Smith points out that advocates in favour of safer sky travel are not talking about “following other passengers to their hotel rooms and badgering them about what they eat. We’re talking about a few hours here, so we can create an environment where everyone can relax, including people with acute food allergies.”

Nobody, she insists, wishes their kids suffered from severe food allergies.

“We’re all Canadians here. We’re not trying to infringe on someone’s space,” she says. For other passengers to refrain from eating nuts in this small, enclosed public space, or for airlines to create policies to protect the food allergic, she insists, is simply about considering the needs of others.

Smith points to WestJet as one of a few airlines leading the charge for allergy-friendly skies. Not only has the Calgary-based airline stopped offering peanuts and tree nuts as snacks, but they even refrain from offering foods that may contain traces of these food contaminants.

“We take this problem very seriously,” says spokesperson Robert Palmer. “It’s impossible for the airlines to create an allergy-free environment, because we can’t control what other people bring on board. But we ask people to self-identify and if someone close to them is consuming nuts, we will ask that person to kindly refrain from doing so.”

So far, he says, so good. But if a passenger confesses to bringing cashews in their carry-on and insists that they plan to eat them anyway, flight attendants are not allowed to order them off the aircraft.

“Honestly,” says Palmer. “We rely on the goodness of people and their common sense to refrain when we ask them to.”

As for railing against “entrenched” snacking culture that features nuts and tree nuts, Palmer argues that people have to adjust to a new reality.
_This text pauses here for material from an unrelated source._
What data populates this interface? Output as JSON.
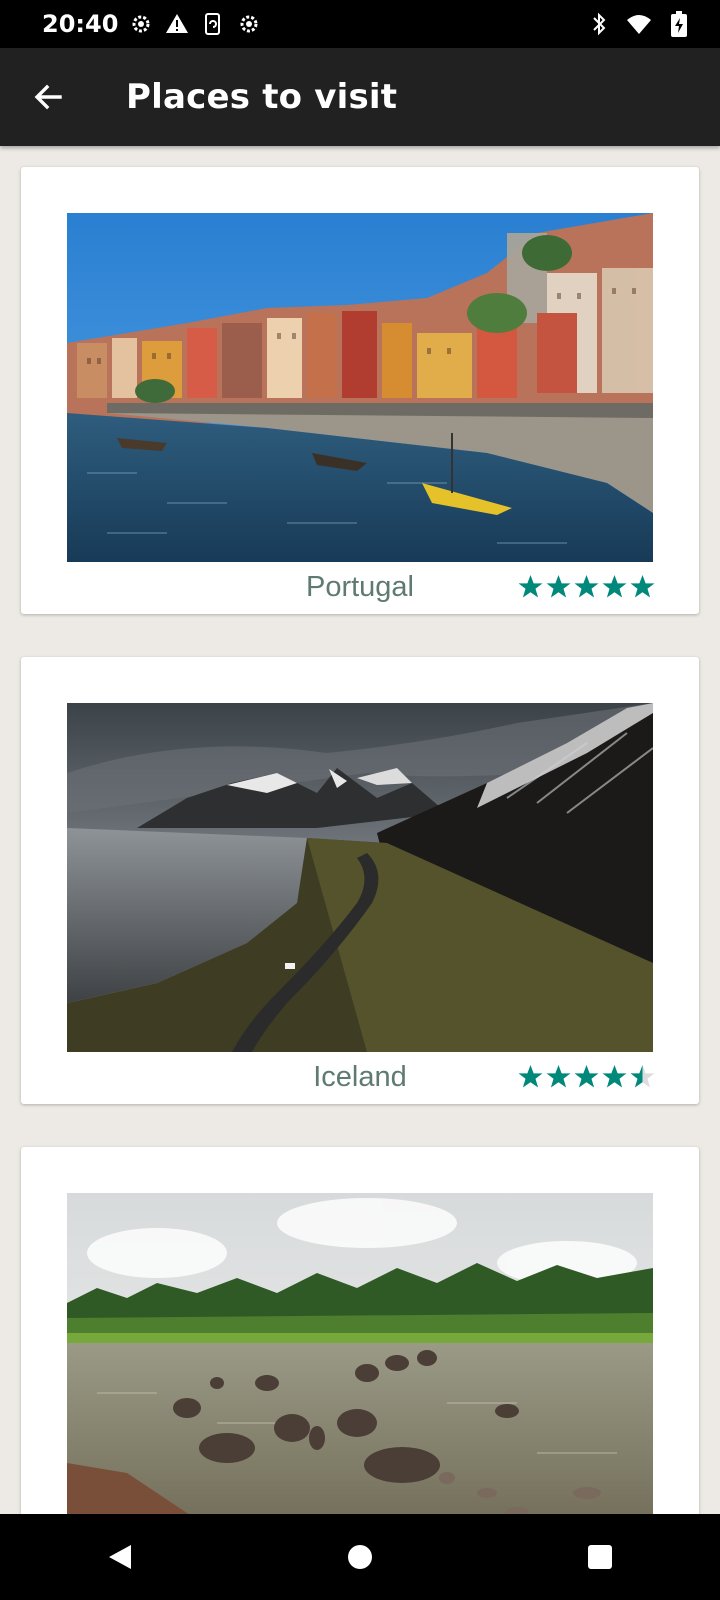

“In a generation, maybe two generations, society has become aware that more and more people have life-threatening food allergies. For us, offering nut-free snacks is not only the respectful thing to do, but it’s also, from a safety perspective, the right thing to do.”

WestJet, a company that flies 13 million people annually, reported three incidences of anaphylaxis last year and only one so far this year.

“Situations like this might not be that common, but they are extremely serious,” says Palmer. “We want people to self-identify when they book, when they check in, at the gate and on the flight.”

Shortly, my family and I will be jumping on a plane for a mini-vacation. As usual, I’ll pack all of the necessary “safe” snacks that my son enjoys, along with a couple of EpiPens.

I will likely have my fingers crossed throughout the trip — as I always do — hoping he doesn’t experience some strange and unpredictable reaction to food particles in our cabin.

Finally, a note of thanks for your tolerance — particularly for that annoying mother who claps enthusiastically when she and her brood land safely at the end of a long flight.

via Planning to fly the allergic skies? .